Children grow so fast, especially once they have started school. Here are a few developmental milestones you can expect your child to reach before turning 13:
Six and seven-year-olds are just beginning grade school and are learning to read, write, and count — many of the skills they will need to build the foundation for their academic future. At this age, they will also be introduced to new basic math skills, like adding and subtracting. Six and seven-year-olds may begin learning skills like riding a bike and tying their shoelaces. They may also begin showing an interest in creative activities like painting and drawing.
By eight or nine years old, children have become more independent. Eight and nine-year-olds can typically brush their own hair and teeth and dress themselves without assistance. By eight or nine years old, children have greater coordination and are more athletic. Their reading and writing skills have improved, and they may even enjoy reading age-appropriate books.
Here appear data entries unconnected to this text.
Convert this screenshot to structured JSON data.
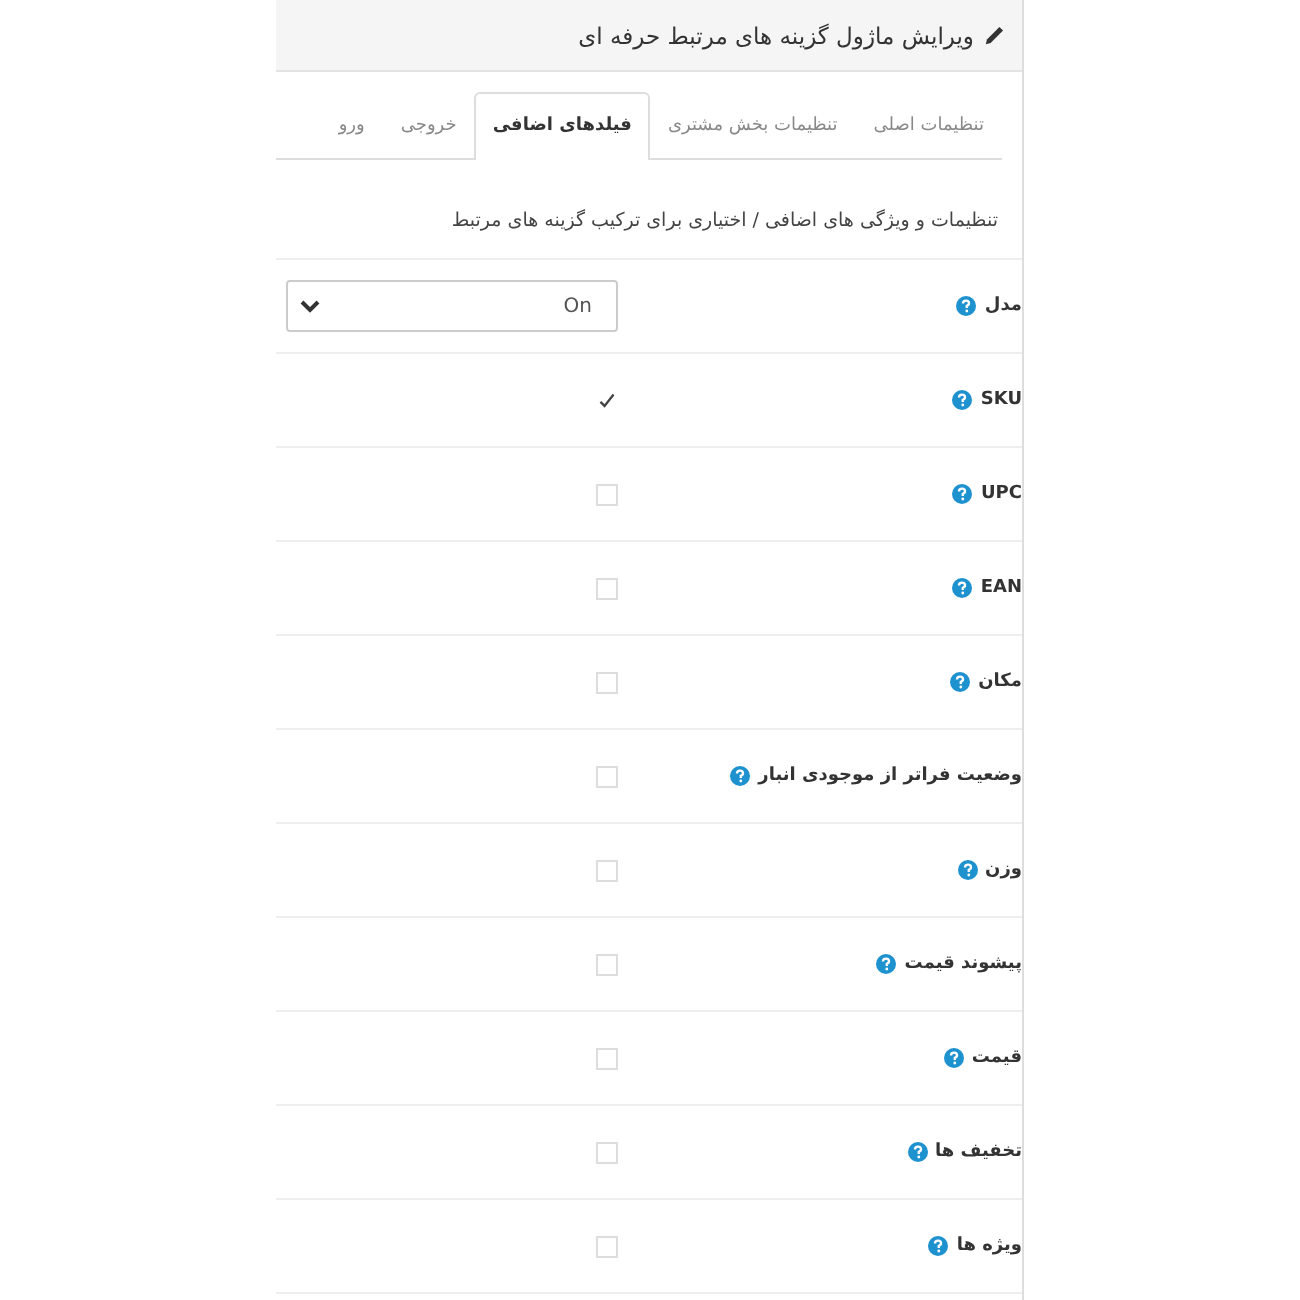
{
  "header": {
    "title": "ویرایش ماژول گزینه های مرتبط حرفه ای"
  },
  "tabs": [
    {
      "label": "تنظیمات اصلی",
      "selected": false
    },
    {
      "label": "تنظیمات بخش مشتری",
      "selected": false
    },
    {
      "label": "فیلدهای اضافی",
      "selected": true
    },
    {
      "label": "خروجی",
      "selected": false
    },
    {
      "label": "ورو",
      "selected": false
    }
  ],
  "description": "تنظیمات و ویژگی های اضافی / اختیاری برای ترکیب گزینه های مرتبط",
  "rows": [
    {
      "kind": "select",
      "label": "مدل",
      "value": "On"
    },
    {
      "kind": "checkbox",
      "label": "SKU",
      "checked": true
    },
    {
      "kind": "checkbox",
      "label": "UPC",
      "checked": false
    },
    {
      "kind": "checkbox",
      "label": "EAN",
      "checked": false
    },
    {
      "kind": "checkbox",
      "label": "مکان",
      "checked": false
    },
    {
      "kind": "checkbox",
      "label": "وضعیت فراتر از موجودی انبار",
      "checked": false
    },
    {
      "kind": "checkbox",
      "label": "وزن",
      "checked": false
    },
    {
      "kind": "checkbox",
      "label": "پیشوند قیمت",
      "checked": false
    },
    {
      "kind": "checkbox",
      "label": "قیمت",
      "checked": false
    },
    {
      "kind": "checkbox",
      "label": "تخفیف ها",
      "checked": false
    },
    {
      "kind": "checkbox",
      "label": "ویژه ها",
      "checked": false
    }
  ]
}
They can tell time and name the days of the week and months (in order).
By 10, 11, and 12, children have entered intermediate and junior high school and are rapidly growing. Puberty has begun and they are seeing massive physical and hormonal changes, such as hair growth, getting taller, starting their menstrual cycles, and more. Academically, they can read at a more advanced level and use critical thinking skills to analyze what they have read. They have a more expansive vocabulary and can write long-form stories and essays. They have begun applying their math skills to more complex scenarios and equations, such as multiplication, division, pre-algebra, and more.